Centered in the middle of the exhibition are three large, hand-knotted nets. The net is an object full of its own connotations and also analogous to objects such as the web and the cocoon. The net is a trap and also a source of protection. The web is both a home and a final resting place. The spider of the web is a predator but also often a mother and a weaver. Drawing on the legacy of Penelope weaving and then tearing out her stitches, awaiting the return of Odysseus, each knot was made carefully, one at a time, then formed and re-knotted together to create the voluminous, empty cocoons. The cocoon represents a state of transition, formed as an encasement for metamorphosis, when a being enters at one stage of life and emerges from it at another. Knowing the potential for loss and entanglement, we enter into these nets/webs/cocoons, we become them, they are bodies, containers of themselves, their own losses and dreams.
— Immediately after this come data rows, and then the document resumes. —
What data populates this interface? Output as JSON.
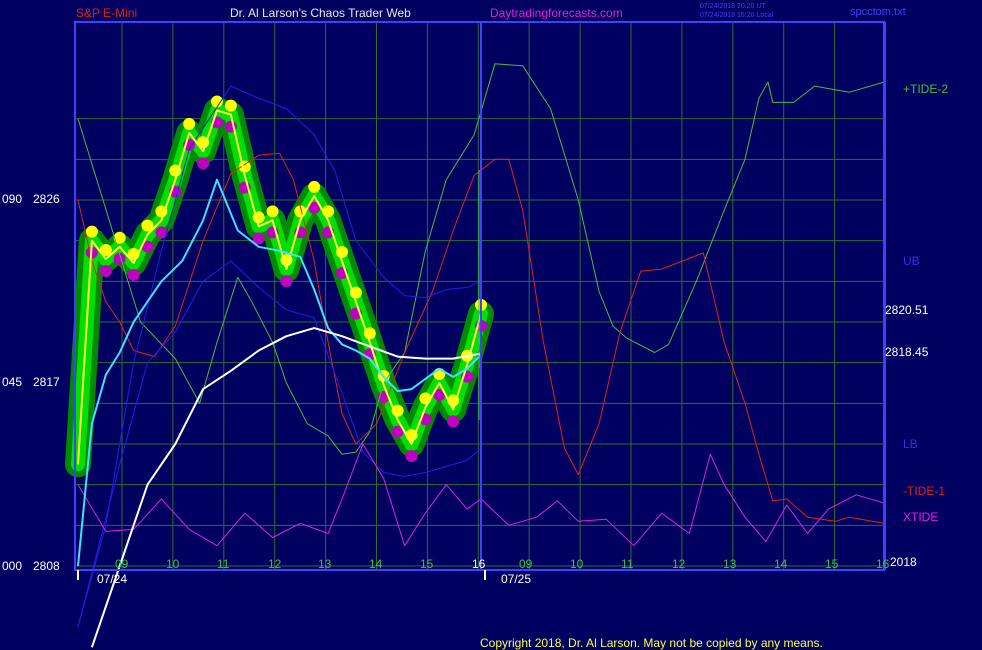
{
  "header": {
    "instrument": "S&P E-Mini",
    "site": "Dr. Al Larson's Chaos Trader Web",
    "url": "Daytradingforecasts.com",
    "stamp_ut": "07/24/2018 20:20 UT",
    "stamp_local": "07/24/2018 15:20 Local",
    "file": "spcctom.txt"
  },
  "left_axis": [
    {
      "pct": "090",
      "price": "2826"
    },
    {
      "pct": "045",
      "price": "2817"
    },
    {
      "pct": "000",
      "price": "2808"
    }
  ],
  "right_labels": {
    "tide2": "+TIDE-2",
    "ub": "UB",
    "price1": "2820.51",
    "price2": "2818.45",
    "lb": "LB",
    "tide1": "-TIDE-1",
    "xtide": "XTIDE",
    "year": "2018"
  },
  "hour_ticks": [
    "09",
    "10",
    "11",
    "12",
    "13",
    "14",
    "15",
    "16",
    "09",
    "10",
    "11",
    "12",
    "13",
    "14",
    "15",
    "16"
  ],
  "dates": [
    "07/24",
    "07/25"
  ],
  "copyright": "Copyright 2018, Dr. Al Larson. May not be copied by any means.",
  "colors": {
    "background": "#000060",
    "frame": "#4040ff",
    "grid": "#2e6e2e",
    "price": "#00e000",
    "price_band": "#008a00",
    "high_dots": "#ffff00",
    "low_dots": "#c000c0",
    "fast_avg": "#ffff40",
    "mid_avg": "#40e0ff",
    "slow_avg": "#ffffff",
    "tide_pos": "#40c040",
    "tide_neg": "#e02020",
    "bands": "#2020e0",
    "xtide": "#e020e0"
  },
  "chart_data": {
    "type": "line",
    "title": "S&P E-Mini",
    "y_ticks": [
      2808,
      2817,
      2826
    ],
    "ylim": [
      2808,
      2830
    ],
    "price_labels": [
      2820.51,
      2818.45
    ],
    "x_ticks": [
      "09",
      "10",
      "11",
      "12",
      "13",
      "14",
      "15",
      "16",
      "09",
      "10",
      "11",
      "12",
      "13",
      "14",
      "15",
      "16"
    ],
    "x_dates": [
      "07/24",
      "07/25"
    ],
    "grid": true,
    "series": [
      {
        "name": "+TIDE-2",
        "values": [
          [
            0,
            2830
          ],
          [
            9,
            2820
          ],
          [
            14,
            2818.2
          ],
          [
            17.5,
            2816
          ],
          [
            20,
            2819
          ],
          [
            23,
            2822.2
          ],
          [
            25,
            2821
          ],
          [
            28,
            2819
          ],
          [
            30,
            2817
          ],
          [
            33,
            2815
          ],
          [
            36,
            2814.4
          ],
          [
            38,
            2813.5
          ],
          [
            40,
            2813.6
          ],
          [
            42,
            2814.6
          ],
          [
            44,
            2817
          ],
          [
            47,
            2818.5
          ],
          [
            50,
            2823.5
          ],
          [
            53,
            2827
          ],
          [
            57,
            2829.2
          ],
          [
            60,
            2832.7
          ],
          [
            64,
            2832.6
          ],
          [
            68,
            2830.5
          ],
          [
            72,
            2826
          ],
          [
            75,
            2821.5
          ],
          [
            77,
            2819.8
          ],
          [
            79,
            2819.2
          ],
          [
            83,
            2818.5
          ],
          [
            85,
            2818.9
          ],
          [
            89,
            2822
          ],
          [
            93,
            2825.5
          ],
          [
            96,
            2828
          ],
          [
            98,
            2831
          ],
          [
            99.3,
            2831.8
          ],
          [
            100,
            2830.8
          ],
          [
            103,
            2830.8
          ],
          [
            106,
            2831.6
          ],
          [
            111,
            2831.3
          ],
          [
            116,
            2831.8
          ]
        ]
      },
      {
        "name": "-TIDE-1",
        "values": [
          [
            0,
            2826
          ],
          [
            2,
            2823
          ],
          [
            4,
            2821
          ],
          [
            6,
            2820
          ],
          [
            8,
            2818.6
          ],
          [
            11,
            2818.3
          ],
          [
            14,
            2819.8
          ],
          [
            18,
            2824
          ],
          [
            22,
            2827.3
          ],
          [
            26,
            2828.2
          ],
          [
            29,
            2828.3
          ],
          [
            31,
            2827
          ],
          [
            34,
            2823
          ],
          [
            36,
            2819
          ],
          [
            38,
            2815.5
          ],
          [
            40,
            2814
          ],
          [
            43,
            2815
          ],
          [
            47,
            2818.5
          ],
          [
            51,
            2821.5
          ],
          [
            54,
            2824.5
          ],
          [
            57,
            2827.2
          ],
          [
            60,
            2828
          ],
          [
            62,
            2828
          ],
          [
            64,
            2825.5
          ],
          [
            67,
            2819
          ],
          [
            70,
            2813.8
          ],
          [
            72,
            2812.5
          ],
          [
            75,
            2815
          ],
          [
            78,
            2819.5
          ],
          [
            81,
            2822.5
          ],
          [
            84,
            2822.6
          ],
          [
            87,
            2823
          ],
          [
            90,
            2823.4
          ],
          [
            93,
            2819
          ],
          [
            96,
            2816
          ],
          [
            98,
            2813.5
          ],
          [
            100,
            2811.2
          ],
          [
            102,
            2811.3
          ],
          [
            105,
            2810.4
          ],
          [
            109,
            2810.2
          ],
          [
            111,
            2810.4
          ],
          [
            116,
            2810.1
          ]
        ]
      },
      {
        "name": "UB",
        "values": [
          [
            0,
            2805
          ],
          [
            4,
            2810
          ],
          [
            8,
            2818
          ],
          [
            12,
            2823.5
          ],
          [
            16,
            2828.5
          ],
          [
            22,
            2831.6
          ],
          [
            26,
            2831
          ],
          [
            30,
            2830.5
          ],
          [
            34,
            2829.2
          ],
          [
            37,
            2827.4
          ],
          [
            40,
            2824
          ],
          [
            44,
            2822.2
          ],
          [
            47,
            2821.3
          ],
          [
            50,
            2821.2
          ],
          [
            53,
            2821.6
          ],
          [
            56,
            2821.7
          ],
          [
            58,
            2822
          ]
        ]
      },
      {
        "name": "LB",
        "values": [
          [
            0,
            2805
          ],
          [
            6,
            2813
          ],
          [
            10,
            2818
          ],
          [
            14,
            2819.5
          ],
          [
            18,
            2822
          ],
          [
            22,
            2823
          ],
          [
            26,
            2821.7
          ],
          [
            30,
            2820.6
          ],
          [
            34,
            2820.2
          ],
          [
            38,
            2816.5
          ],
          [
            41,
            2813.6
          ],
          [
            44,
            2812.6
          ],
          [
            47,
            2812.4
          ],
          [
            50,
            2812.6
          ],
          [
            53,
            2812.9
          ],
          [
            56,
            2813.2
          ],
          [
            58,
            2813.8
          ]
        ]
      },
      {
        "name": "XTIDE",
        "values": [
          [
            0,
            2812
          ],
          [
            4,
            2809.7
          ],
          [
            8,
            2809.8
          ],
          [
            12,
            2811.3
          ],
          [
            16,
            2809.8
          ],
          [
            20,
            2809
          ],
          [
            24,
            2810.6
          ],
          [
            28,
            2809.4
          ],
          [
            32,
            2810.1
          ],
          [
            36,
            2809.6
          ],
          [
            38,
            2811.3
          ],
          [
            41,
            2814
          ],
          [
            44,
            2812.3
          ],
          [
            47,
            2809
          ],
          [
            50,
            2810.6
          ],
          [
            53,
            2812
          ],
          [
            56,
            2810.8
          ],
          [
            58,
            2811.3
          ],
          [
            62,
            2810
          ],
          [
            66,
            2810.4
          ],
          [
            69,
            2811.2
          ],
          [
            72,
            2810.2
          ],
          [
            76,
            2810.3
          ],
          [
            80,
            2809
          ],
          [
            84,
            2810.6
          ],
          [
            88,
            2809.6
          ],
          [
            91,
            2813.5
          ],
          [
            93,
            2812
          ],
          [
            96,
            2810.4
          ],
          [
            99,
            2809.2
          ],
          [
            102,
            2811
          ],
          [
            105,
            2809.6
          ],
          [
            108,
            2810.8
          ],
          [
            112,
            2811.5
          ],
          [
            116,
            2811.1
          ]
        ]
      },
      {
        "name": "",
        "values": [
          [
            0,
            2813
          ],
          [
            2,
            2824
          ],
          [
            4,
            2823.1
          ],
          [
            6,
            2823.7
          ],
          [
            8,
            2822.9
          ],
          [
            10,
            2824.3
          ],
          [
            12,
            2825
          ],
          [
            14,
            2827
          ],
          [
            16,
            2829.3
          ],
          [
            18,
            2828.4
          ],
          [
            20,
            2830.4
          ],
          [
            22,
            2830.2
          ],
          [
            24,
            2827.2
          ],
          [
            26,
            2824.7
          ],
          [
            28,
            2825
          ],
          [
            30,
            2822.6
          ],
          [
            32,
            2825
          ],
          [
            34,
            2826.2
          ],
          [
            36,
            2825
          ],
          [
            38,
            2823
          ],
          [
            40,
            2821
          ],
          [
            42,
            2819
          ],
          [
            44,
            2816.9
          ],
          [
            46,
            2815.2
          ],
          [
            48,
            2814
          ],
          [
            50,
            2815.8
          ],
          [
            52,
            2817
          ],
          [
            54,
            2815.7
          ],
          [
            56,
            2817.9
          ],
          [
            58,
            2820.4
          ]
        ]
      },
      {
        "name": "",
        "values": [
          [
            0,
            2808
          ],
          [
            2,
            2815
          ],
          [
            4,
            2817.4
          ],
          [
            6,
            2818.5
          ],
          [
            8,
            2820
          ],
          [
            12,
            2822
          ],
          [
            15,
            2823
          ],
          [
            18,
            2825
          ],
          [
            20,
            2827
          ],
          [
            23,
            2824.5
          ],
          [
            26,
            2823.7
          ],
          [
            29,
            2823.5
          ],
          [
            32,
            2823.2
          ],
          [
            34,
            2821.6
          ],
          [
            36,
            2819.7
          ],
          [
            38,
            2818.9
          ],
          [
            40,
            2818.6
          ],
          [
            42,
            2818.2
          ],
          [
            44,
            2817.3
          ],
          [
            46,
            2816.6
          ],
          [
            48,
            2816.7
          ],
          [
            50,
            2817.2
          ],
          [
            52,
            2817.7
          ],
          [
            54,
            2817.3
          ],
          [
            56,
            2817.7
          ],
          [
            58,
            2818.4
          ]
        ]
      },
      {
        "name": "",
        "values": [
          [
            2,
            2804
          ],
          [
            6,
            2808
          ],
          [
            10,
            2812
          ],
          [
            14,
            2814
          ],
          [
            18,
            2816.7
          ],
          [
            22,
            2817.6
          ],
          [
            26,
            2818.6
          ],
          [
            30,
            2819.3
          ],
          [
            34,
            2819.7
          ],
          [
            38,
            2819.3
          ],
          [
            42,
            2818.8
          ],
          [
            46,
            2818.3
          ],
          [
            50,
            2818.2
          ],
          [
            54,
            2818.2
          ],
          [
            58,
            2818.45
          ]
        ]
      }
    ]
  }
}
Surrounding the central nets are sheer panels with the impression of the nets repeated one atop another. These forms are not the full/empty shells that are the net/web/cocoon, but flattened, and dulled versions, a shadow of the bodies, forming a collection of detritus. These shadows protect the fragile bodies but are also an obstacle for the viewer. Translucent, you can see that there is a way to the other side, but the way is unclear. Once through the barriers, the viewer is alone with the bodies/nets/webs/cocoons, sharing their space, their journey, their loss, their joy.
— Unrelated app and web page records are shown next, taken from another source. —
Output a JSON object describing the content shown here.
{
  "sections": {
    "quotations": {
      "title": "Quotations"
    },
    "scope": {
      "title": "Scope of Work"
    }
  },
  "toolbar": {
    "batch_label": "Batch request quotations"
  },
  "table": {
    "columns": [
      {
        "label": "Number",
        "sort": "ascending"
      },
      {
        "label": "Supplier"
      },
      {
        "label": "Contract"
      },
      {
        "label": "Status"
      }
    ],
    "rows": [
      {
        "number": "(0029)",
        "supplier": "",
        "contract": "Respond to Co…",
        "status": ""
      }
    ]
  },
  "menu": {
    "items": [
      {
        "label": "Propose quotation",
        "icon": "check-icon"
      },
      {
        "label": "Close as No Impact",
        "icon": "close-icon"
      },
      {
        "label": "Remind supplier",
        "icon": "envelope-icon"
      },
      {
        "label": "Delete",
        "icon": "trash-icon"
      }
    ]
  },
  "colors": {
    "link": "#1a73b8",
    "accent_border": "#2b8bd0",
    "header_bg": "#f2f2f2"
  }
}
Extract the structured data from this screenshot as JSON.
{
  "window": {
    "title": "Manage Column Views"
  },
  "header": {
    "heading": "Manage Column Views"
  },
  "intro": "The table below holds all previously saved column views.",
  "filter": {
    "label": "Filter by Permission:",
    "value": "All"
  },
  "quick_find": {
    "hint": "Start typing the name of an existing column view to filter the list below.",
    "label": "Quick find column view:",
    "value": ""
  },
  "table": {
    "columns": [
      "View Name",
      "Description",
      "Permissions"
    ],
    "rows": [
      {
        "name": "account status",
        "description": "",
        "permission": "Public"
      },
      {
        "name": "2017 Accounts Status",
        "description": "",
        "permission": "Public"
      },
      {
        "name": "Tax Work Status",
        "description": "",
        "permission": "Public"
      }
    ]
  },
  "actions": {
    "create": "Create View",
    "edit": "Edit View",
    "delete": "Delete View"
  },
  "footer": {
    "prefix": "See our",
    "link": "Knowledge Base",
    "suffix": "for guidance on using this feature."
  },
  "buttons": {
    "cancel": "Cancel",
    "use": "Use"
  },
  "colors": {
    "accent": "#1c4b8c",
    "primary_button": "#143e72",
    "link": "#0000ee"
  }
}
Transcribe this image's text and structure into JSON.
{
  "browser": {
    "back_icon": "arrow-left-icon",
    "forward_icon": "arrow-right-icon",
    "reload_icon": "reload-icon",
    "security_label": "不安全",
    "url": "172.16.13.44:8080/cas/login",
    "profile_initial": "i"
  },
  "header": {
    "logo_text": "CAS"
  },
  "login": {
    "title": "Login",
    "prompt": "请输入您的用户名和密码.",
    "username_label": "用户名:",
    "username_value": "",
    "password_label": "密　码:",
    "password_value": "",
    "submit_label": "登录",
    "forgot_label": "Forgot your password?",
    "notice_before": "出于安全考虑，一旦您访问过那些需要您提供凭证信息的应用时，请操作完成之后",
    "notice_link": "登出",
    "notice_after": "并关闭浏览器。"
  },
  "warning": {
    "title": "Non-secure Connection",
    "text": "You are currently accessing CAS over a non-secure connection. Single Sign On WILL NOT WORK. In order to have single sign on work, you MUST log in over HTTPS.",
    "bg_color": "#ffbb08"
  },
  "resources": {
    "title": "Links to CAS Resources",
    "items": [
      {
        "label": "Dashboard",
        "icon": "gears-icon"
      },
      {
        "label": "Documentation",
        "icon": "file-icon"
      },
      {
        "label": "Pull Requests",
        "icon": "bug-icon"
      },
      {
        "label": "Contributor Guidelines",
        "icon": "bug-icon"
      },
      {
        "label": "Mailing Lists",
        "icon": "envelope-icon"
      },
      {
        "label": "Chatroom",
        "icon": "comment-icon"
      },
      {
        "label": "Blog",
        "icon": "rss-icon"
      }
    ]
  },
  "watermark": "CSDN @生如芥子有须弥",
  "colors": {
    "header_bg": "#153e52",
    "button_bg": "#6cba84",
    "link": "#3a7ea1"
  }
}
Repetition is essential to these pieces. Repetition, through the repeatable matrix, from which one can become many, is the essence of printmaking. These multiples are often spread apart from one another, utilizing the multiple in isolation, in dissemination. I value the multiple for its potential to become an accumulation, a prompt to become meditation, and for its quantity and scale. For only by comparing many, can we see and recognize what is rare. A multitude of objects, like the many fragments of objects of "Cornelia Parker’s Cold Dark Matter: An Exploded View" (1991), prompt the viewer to look for and compare the subtle differences between the
objects, making the story more rich, and creating depth of space and narrative. In repetition,
each knot follows the same form, but each holds a slightly different tension. In repetition, the stories of our mothers become our stories. In repetition, heartache is felt again and again, and transforms from sharp pain to a soft throb. In repetition, we can become disoriented, but emerge with order. In repetition, sentiment and strength become one.
The combination of strength and sentiment are at the heart of this show. I find often that places where contradiction is present, I find inherent harmony. Seemingly disparate ideas, thoughts, objects connect themselves to create so simple and subtle a truth that is undeniable; it is astounding; it is heartbreaking. In a space filled with many repeated objects, there is a sense of loneliness, emptiness, and sorrow; however, we are only able to recognize these absences by acknowledging the pieces that are missing. Commitment, partnership, abundance of love and life so fill these bodies, that mortality cannot obscure it. Just as we see the empty bed, posted on billboards, in Felix Gonzalez-Torres’s work Untitled (1991), and contemplate both the emptiness and loss of that bed, we also consider the couple that once laid their heads there. Absence implies presence. We would not be so empty, had we not been so full.